In absolute numbers, Reviewcentre.com is the biggest loser, going from an OPI of 648,704 down to 68,096 — a loss of 580,000+. But in terms of percentage, there are bigger losers; some smaller sites have dropped more than 99% in the company’s OPI index.
But among bigger sites, SearchMetrics lists several of the same losers as mentioned above.
Ciao.co.uk – down 94% OPI
Airfaresflights.co.uk – down 95% OPI
Hubpages.com – down 86% OPI
Ehow.co.uk – down 72% OPI (Ehow.com dropped 53%, too.)
Searchmetrics’ Winners List
On the flip side, Searchmetrics lists its top 20 winners, which include several “brand name” sites including various media outlets and even a couple Google domains: Blogspot.com and YouTube.com.
|domain||Visibility (OPI) new||Visibility (OPI) old||difference||%|
We expect there’ll be more reports of winners and losers in the days ahead, and we’ll either update this article or publish new article(s). Comments are open if you have thoughts/opinions to share. And be sure to read some of the related articles below if you need to get caught up on what this is all about.
Postscript, April 14: As expected, we have more reports on the impact of Panda’s expansion.
Greenlight’s Winners & Losers
Greenlight, a search agency based in London and New York, has been monitoring a keyword sample across 10 verticals (automotive, beauty, fashion, etc.) since Panda rolled out in the US in late February. Greenlight monitored keywords that reflected informational searches – the kind that might lead searchers to content farms.
Using a similar visibility metric that looks at where URLs rank and how likely the ranking is to lead to a click, Greenlight has published its list of winners and losers from this week’s announcement. And the names are quite similar to what we’ve reported above.
Several media sites (Times Online, CNET, Telegraph, Guardian, etc.) have come out quite well according to Greenlight’s tracking, while eHow.co.uk, Ciao.co.uk, EzineArticles.com, Hubpages.com and a few others are on the losers’ list — just as they are with the Sistrix and Searchmetrics numbers above.
Meanwhile, ReviewCentre.com — one of the sites listed as a loser above — is already talking about it on the company blog:

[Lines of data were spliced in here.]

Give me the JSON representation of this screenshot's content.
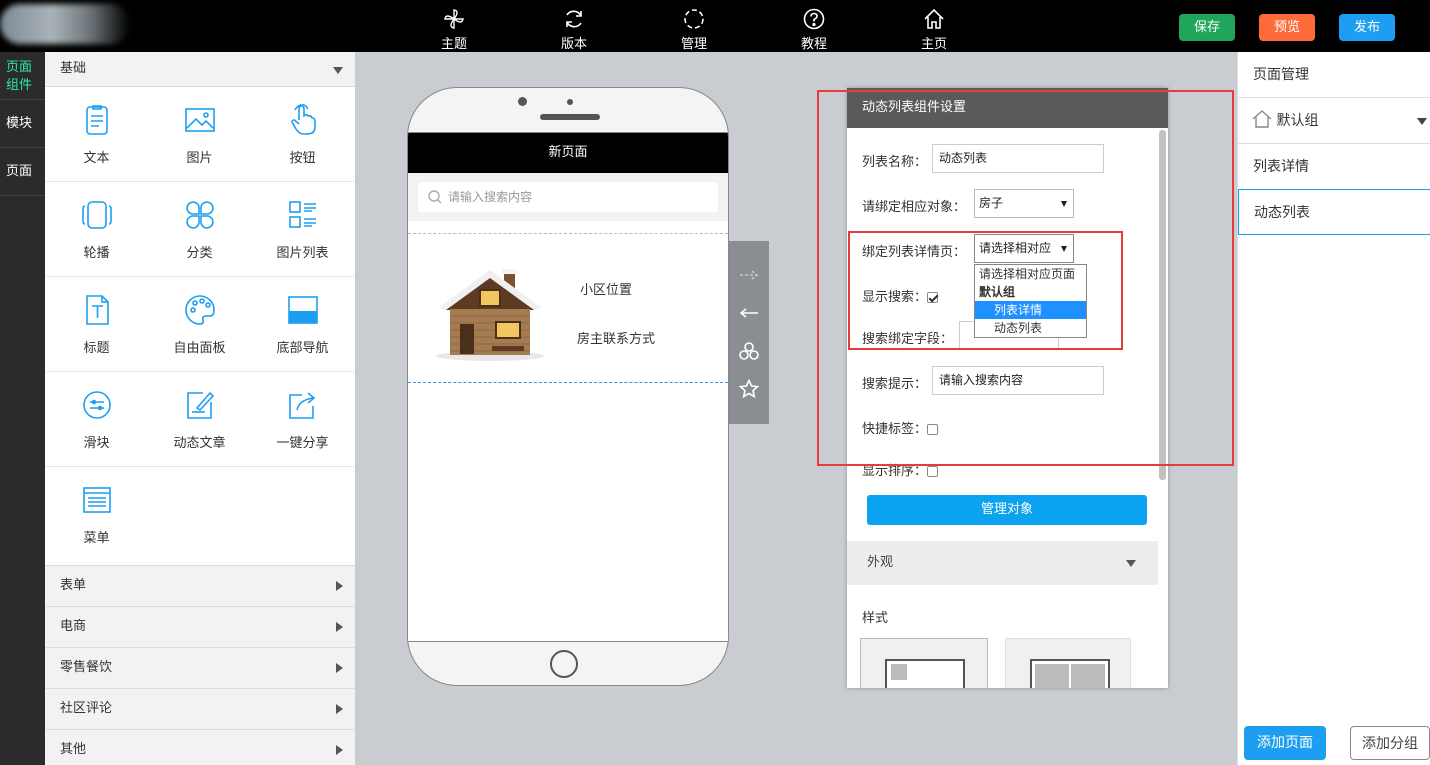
{
  "topnav": [
    {
      "label": "主题",
      "icon": "pinwheel-icon"
    },
    {
      "label": "版本",
      "icon": "refresh-icon"
    },
    {
      "label": "管理",
      "icon": "loading-circle-icon"
    },
    {
      "label": "教程",
      "icon": "help-icon"
    },
    {
      "label": "主页",
      "icon": "home-icon"
    }
  ],
  "toolbar": {
    "save": "保存",
    "preview": "预览",
    "publish": "发布"
  },
  "colors": {
    "save": "#1fa65a",
    "preview": "#ff6a3a",
    "publish": "#1e9ef0",
    "accent": "#0ba2ef"
  },
  "rail": [
    "页面\n组件",
    "模块",
    "页面"
  ],
  "components": {
    "section": "基础",
    "items": [
      "文本",
      "图片",
      "按钮",
      "轮播",
      "分类",
      "图片列表",
      "标题",
      "自由面板",
      "底部导航",
      "滑块",
      "动态文章",
      "一键分享",
      "菜单"
    ],
    "groups": [
      "表单",
      "电商",
      "零售餐饮",
      "社区评论",
      "其他"
    ]
  },
  "phone": {
    "title": "新页面",
    "search_placeholder": "请输入搜索内容",
    "item_line1": "小区位置",
    "item_line2": "房主联系方式"
  },
  "settings": {
    "title": "动态列表组件设置",
    "list_name_label": "列表名称：",
    "list_name_value": "动态列表",
    "bind_object_label": "请绑定相应对象：",
    "bind_object_value": "房子",
    "bind_detail_label": "绑定列表详情页：",
    "bind_detail_value": "请选择相对应",
    "show_search_label": "显示搜索：",
    "search_field_label": "搜索绑定字段：",
    "search_hint_label": "搜索提示：",
    "search_hint_value": "请输入搜索内容",
    "quick_tag_label": "快捷标签：",
    "show_sort_label": "显示排序：",
    "manage_button": "管理对象",
    "appearance": "外观",
    "style_label": "样式",
    "dropdown": {
      "placeholder": "请选择相对应页面",
      "group": "默认组",
      "options": [
        "列表详情",
        "动态列表"
      ]
    }
  },
  "page_manager": {
    "title": "页面管理",
    "group": "默认组",
    "pages": [
      "列表详情",
      "动态列表"
    ],
    "add_page": "添加页面",
    "add_group": "添加分组"
  }
}
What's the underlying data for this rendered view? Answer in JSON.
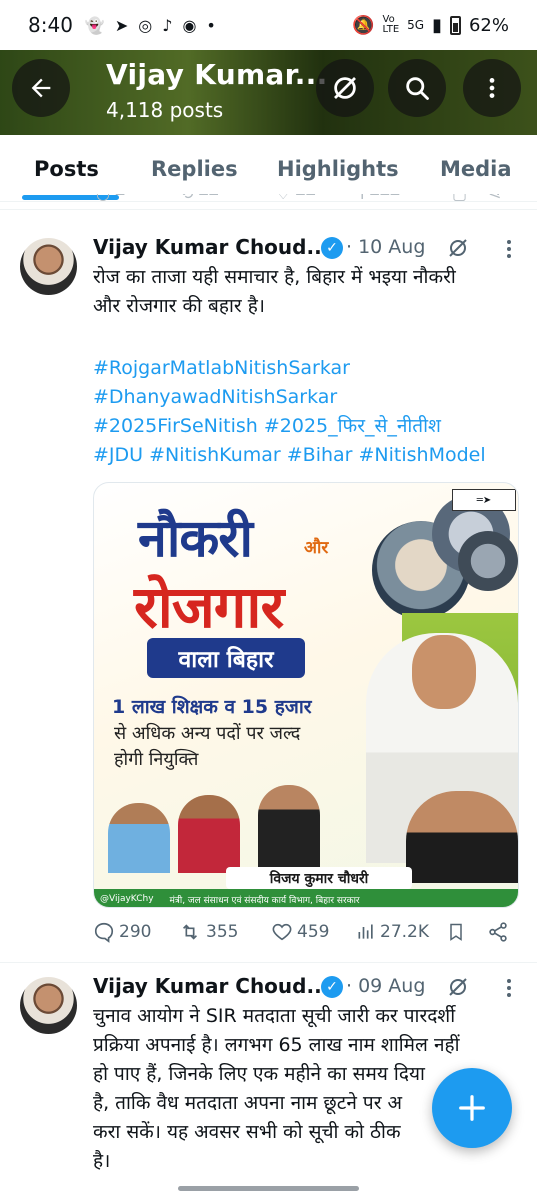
{
  "status_bar": {
    "time": "8:40",
    "network": "5G",
    "battery": "62%"
  },
  "header": {
    "title": "Vijay Kumar...",
    "post_count": "4,118 posts"
  },
  "tabs": [
    {
      "label": "Posts",
      "active": true
    },
    {
      "label": "Replies",
      "active": false
    },
    {
      "label": "Highlights",
      "active": false
    },
    {
      "label": "Media",
      "active": false
    }
  ],
  "posts": [
    {
      "author": "Vijay Kumar Choud...",
      "date": "· 10 Aug",
      "text_lines": [
        "रोज का ताजा यही समाचार है, बिहार में भइया नौकरी",
        "और रोजगार की बहार है।"
      ],
      "hashtag_lines": [
        "#RojgarMatlabNitishSarkar",
        "#DhanyawadNitishSarkar",
        "#2025FirSeNitish #2025_फिर_से_नीतीश",
        "#JDU #NitishKumar #Bihar #NitishModel"
      ],
      "media": {
        "headline_1": "नौकरी",
        "conjunction": "और",
        "headline_2": "रोजगार",
        "badge": "वाला बिहार",
        "line_1": "1 लाख शिक्षक व 15 हजार",
        "line_2": "से अधिक अन्य पदों पर जल्द",
        "line_3": "होगी नियुक्ति",
        "name_bar": "विजय कुमार चौधरी",
        "footer_handle": "@VijayKChy",
        "footer_title": "मंत्री, जल संसाधन एवं संसदीय कार्य विभाग, बिहार सरकार"
      },
      "stats": {
        "replies": "290",
        "reposts": "355",
        "likes": "459",
        "views": "27.2K"
      }
    },
    {
      "author": "Vijay Kumar Choud...",
      "date": "· 09 Aug",
      "text_lines": [
        "चुनाव आयोग ने SIR मतदाता सूची जारी कर पारदर्शी",
        "प्रक्रिया अपनाई है। लगभग 65 लाख नाम शामिल नहीं",
        "हो पाए हैं, जिनके लिए एक महीने का समय दिया",
        "है, ताकि वैध मतदाता अपना नाम छूटने पर अ",
        "करा सकें। यह अवसर सभी को सूची को ठीक",
        "है।"
      ]
    }
  ],
  "colors": {
    "accent": "#1d9bf0",
    "text_primary": "#0f1419",
    "text_secondary": "#536471"
  }
}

On Monday of this week, the ongoing upkeep of Review Centre suddenly became a lot more difficult. Google rolled out a major algorithmic shift (nicknamed the Panda Update), that was apparently an attempt to remove low quality websites from its search index. It affected Review Centre, and has resulted in a significant drop to our Google traffic.
We’ve also reached out to Demand Media asking for reaction to the above reports that eHow.co.uk and, to a lesser degree, eHow.com have been impacted negatively this week by Panda’s expansion. A company spokesperson said that, aside from their February blog post after Panda’s US launch, “we generally don’t comment or speculate on changes by major search engines.”
CNET’s Winners & Losers
CNET’s Declan McCullagh has also dug into Google rankings before and after the most recent expansion of Google’s Panda changes. In general, his findings are similar to what’s been reported above. McCullagh says several news-related sites are doing better now — sites like Fox News, ABC News, ESPN, The New York Times and Yahoo News. He also reports that some government sites — like WhiteHouse.gov, NASA, the CDC and NIH — are also doing better recently.
Sites faring worse recently include eHow.com, WikiHow, Nextag, Associated Content, Ezine Articles and FindArticles.com.
Stock image from Shutterstock, used under license.
Some opinions expressed in this article may be those of a guest author and not necessarily Search Engine Land. Staff authors are listed here.
(Some images used under license from Shutterstock.com.)
Everything you need to know about SEO, delivered every Thursday.